– “Past Tense Comprehension in Bilingual Adopted Children; A Conceptual Framework.”

It just has long seemed that these are the sorts of research titles that usually exist in the most commonly read sources of language research.  And that’s when these journals even decide to address language at all, which has long seemed to be much less common then research addressing say, hearing, or voice, or stuttering.  And this is too bad.  Because there are many, many language related questions out there that can be addressed scientifically that would actually be useful in teaching language.  So what might these “practical” studies look like?  Here are some ideas I’ve had.

Question:  Do twins often have one member with more language deficits than the other?
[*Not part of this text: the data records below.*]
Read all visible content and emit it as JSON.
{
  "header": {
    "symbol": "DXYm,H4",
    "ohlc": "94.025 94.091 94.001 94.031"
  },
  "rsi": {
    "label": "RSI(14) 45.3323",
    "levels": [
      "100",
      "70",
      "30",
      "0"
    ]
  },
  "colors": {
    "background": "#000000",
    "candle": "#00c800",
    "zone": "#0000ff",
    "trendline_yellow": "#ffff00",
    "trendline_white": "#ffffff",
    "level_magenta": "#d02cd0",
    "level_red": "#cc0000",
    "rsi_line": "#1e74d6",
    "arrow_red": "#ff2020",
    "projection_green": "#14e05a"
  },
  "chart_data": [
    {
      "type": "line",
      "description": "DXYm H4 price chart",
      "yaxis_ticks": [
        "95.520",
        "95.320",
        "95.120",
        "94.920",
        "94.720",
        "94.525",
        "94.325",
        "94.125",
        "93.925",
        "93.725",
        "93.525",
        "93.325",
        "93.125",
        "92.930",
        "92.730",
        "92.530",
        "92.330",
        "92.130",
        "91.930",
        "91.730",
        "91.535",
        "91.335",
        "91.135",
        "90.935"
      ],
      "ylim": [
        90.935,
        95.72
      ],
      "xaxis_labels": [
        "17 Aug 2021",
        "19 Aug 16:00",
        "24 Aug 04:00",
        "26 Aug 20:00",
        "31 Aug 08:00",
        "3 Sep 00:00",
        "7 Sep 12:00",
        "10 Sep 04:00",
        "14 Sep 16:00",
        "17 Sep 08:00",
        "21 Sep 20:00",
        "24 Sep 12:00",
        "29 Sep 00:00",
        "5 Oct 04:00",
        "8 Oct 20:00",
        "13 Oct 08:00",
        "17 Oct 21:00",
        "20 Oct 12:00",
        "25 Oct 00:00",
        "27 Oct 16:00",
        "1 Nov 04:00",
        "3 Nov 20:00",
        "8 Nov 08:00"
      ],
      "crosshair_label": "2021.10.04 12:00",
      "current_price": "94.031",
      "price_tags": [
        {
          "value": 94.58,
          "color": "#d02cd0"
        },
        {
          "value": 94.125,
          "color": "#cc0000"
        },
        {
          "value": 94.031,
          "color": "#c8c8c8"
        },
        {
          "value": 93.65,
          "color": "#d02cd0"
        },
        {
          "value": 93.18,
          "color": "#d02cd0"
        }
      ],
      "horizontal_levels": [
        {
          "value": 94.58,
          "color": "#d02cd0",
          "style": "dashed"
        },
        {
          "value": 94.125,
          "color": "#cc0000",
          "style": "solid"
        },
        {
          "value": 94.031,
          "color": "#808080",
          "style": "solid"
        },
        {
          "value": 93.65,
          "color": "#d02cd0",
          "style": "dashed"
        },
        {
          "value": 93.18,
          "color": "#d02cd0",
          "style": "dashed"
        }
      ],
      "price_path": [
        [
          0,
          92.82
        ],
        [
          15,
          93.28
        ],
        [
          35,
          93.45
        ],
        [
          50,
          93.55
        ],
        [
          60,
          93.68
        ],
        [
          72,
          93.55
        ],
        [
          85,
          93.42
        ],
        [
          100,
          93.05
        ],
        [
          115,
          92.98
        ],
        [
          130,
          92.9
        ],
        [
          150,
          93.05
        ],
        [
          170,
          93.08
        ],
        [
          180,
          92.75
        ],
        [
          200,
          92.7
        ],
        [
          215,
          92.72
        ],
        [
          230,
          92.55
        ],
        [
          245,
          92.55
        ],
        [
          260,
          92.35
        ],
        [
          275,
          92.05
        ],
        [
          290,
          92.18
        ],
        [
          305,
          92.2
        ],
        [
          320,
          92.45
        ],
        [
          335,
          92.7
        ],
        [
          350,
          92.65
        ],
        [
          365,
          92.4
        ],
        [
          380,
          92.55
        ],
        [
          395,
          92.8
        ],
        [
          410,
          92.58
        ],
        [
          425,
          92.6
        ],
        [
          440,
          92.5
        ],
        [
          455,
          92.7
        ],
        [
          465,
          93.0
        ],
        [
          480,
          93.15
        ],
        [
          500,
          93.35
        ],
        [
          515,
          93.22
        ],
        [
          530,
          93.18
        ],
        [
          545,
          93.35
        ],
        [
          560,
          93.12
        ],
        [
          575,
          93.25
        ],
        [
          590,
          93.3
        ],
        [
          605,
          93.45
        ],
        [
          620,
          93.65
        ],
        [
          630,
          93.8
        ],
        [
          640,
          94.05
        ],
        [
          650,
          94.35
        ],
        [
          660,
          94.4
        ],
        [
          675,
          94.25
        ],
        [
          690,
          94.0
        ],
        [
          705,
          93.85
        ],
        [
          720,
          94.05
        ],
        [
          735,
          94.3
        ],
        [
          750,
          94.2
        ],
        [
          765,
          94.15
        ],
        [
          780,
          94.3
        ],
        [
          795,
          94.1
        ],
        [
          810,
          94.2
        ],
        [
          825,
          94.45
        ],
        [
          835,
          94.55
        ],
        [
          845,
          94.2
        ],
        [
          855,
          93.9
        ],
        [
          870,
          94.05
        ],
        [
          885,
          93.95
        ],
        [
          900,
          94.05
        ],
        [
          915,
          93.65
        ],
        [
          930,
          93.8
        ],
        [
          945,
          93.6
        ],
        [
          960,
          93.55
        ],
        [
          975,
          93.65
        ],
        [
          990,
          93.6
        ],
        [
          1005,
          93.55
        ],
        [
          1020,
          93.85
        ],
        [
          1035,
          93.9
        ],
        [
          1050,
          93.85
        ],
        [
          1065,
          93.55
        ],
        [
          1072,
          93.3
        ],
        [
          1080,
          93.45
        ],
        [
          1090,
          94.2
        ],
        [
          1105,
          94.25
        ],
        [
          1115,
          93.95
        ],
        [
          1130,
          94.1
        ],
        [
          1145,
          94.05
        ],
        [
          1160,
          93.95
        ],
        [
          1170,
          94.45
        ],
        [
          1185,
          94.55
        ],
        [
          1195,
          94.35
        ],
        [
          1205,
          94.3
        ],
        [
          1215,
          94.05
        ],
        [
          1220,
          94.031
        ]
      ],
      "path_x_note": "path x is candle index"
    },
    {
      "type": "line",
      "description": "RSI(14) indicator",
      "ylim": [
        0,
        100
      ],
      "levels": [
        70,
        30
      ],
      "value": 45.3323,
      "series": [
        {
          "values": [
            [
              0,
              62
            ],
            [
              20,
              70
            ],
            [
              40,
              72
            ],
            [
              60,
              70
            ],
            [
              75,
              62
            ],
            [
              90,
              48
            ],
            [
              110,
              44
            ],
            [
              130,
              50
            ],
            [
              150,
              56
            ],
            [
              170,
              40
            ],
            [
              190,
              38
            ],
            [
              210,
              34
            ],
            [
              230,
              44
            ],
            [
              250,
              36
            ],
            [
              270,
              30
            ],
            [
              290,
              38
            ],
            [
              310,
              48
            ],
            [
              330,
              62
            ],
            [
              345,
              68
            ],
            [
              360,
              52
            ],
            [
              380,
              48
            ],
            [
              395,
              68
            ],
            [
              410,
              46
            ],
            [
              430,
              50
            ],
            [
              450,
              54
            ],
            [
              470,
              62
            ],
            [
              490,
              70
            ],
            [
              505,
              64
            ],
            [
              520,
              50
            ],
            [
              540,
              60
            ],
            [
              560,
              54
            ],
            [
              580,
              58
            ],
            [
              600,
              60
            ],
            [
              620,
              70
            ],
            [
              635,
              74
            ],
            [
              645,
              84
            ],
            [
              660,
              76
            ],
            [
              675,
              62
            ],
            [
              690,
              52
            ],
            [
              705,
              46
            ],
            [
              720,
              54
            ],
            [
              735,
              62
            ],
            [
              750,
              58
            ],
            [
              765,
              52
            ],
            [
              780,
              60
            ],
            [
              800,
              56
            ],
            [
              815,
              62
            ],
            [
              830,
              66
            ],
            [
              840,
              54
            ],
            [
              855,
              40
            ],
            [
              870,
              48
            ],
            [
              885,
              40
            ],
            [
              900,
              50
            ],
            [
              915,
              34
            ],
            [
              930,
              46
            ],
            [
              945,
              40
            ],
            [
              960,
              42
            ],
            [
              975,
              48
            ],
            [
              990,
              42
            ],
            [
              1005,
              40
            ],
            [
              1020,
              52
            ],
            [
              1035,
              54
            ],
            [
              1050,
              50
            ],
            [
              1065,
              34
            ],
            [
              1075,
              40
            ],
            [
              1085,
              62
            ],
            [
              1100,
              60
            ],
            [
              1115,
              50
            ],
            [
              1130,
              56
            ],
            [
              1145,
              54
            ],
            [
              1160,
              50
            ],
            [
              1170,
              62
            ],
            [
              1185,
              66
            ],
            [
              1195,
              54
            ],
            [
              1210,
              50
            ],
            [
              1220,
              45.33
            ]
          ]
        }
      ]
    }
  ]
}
Implication:  This often seems to be the case.  Anecdotally, it seems as though one twin often speaks for the other, almost creating deficits in the less talkative twin.  If the research would support this hypothesis, then we could prepare for this with extra early intervention, and assistance for twin parents.

Question:  Can we create useful norms within classes of words?

Implication:  Let’s look at pronouns as an example.  I seems to be an earlier developing pronoun than hers, as just one example.  So, it seems useful to work on earlier developing pronouns in therapy before later ones.  There have been some attempts at creating these sorts of norms, such as in the work of Robert Owens, Marc Fey, and going way back, Roger Brown.  But these have largely rudimentary, and incomplete.  Norms have been developed for speech and phonology which are widely used by therapists.  In language this work is much sparser.

These are just a couple of questions I’ve come up with that could help steer language intervention more toward the realm of science and away from being more of form of art.  There are many other possibilities, such as “Can oral language homework be effective?”.  Or, “How many SLPs use research to guide language intervention, and how often?”  Or how about, “What does effective language therapy planning look like?”

Many times have I said in the course of supervising therapy, or actually doing therapy myself, have I said, “This would be a good research question.”  These questions just seem to pop up all the time, and the key is here that they pop up when we’re actually teaching.  With this being said, one more question comes to mind.  Can we eliminate the apparent disconnect between researchers in universities and therapists in the trenches?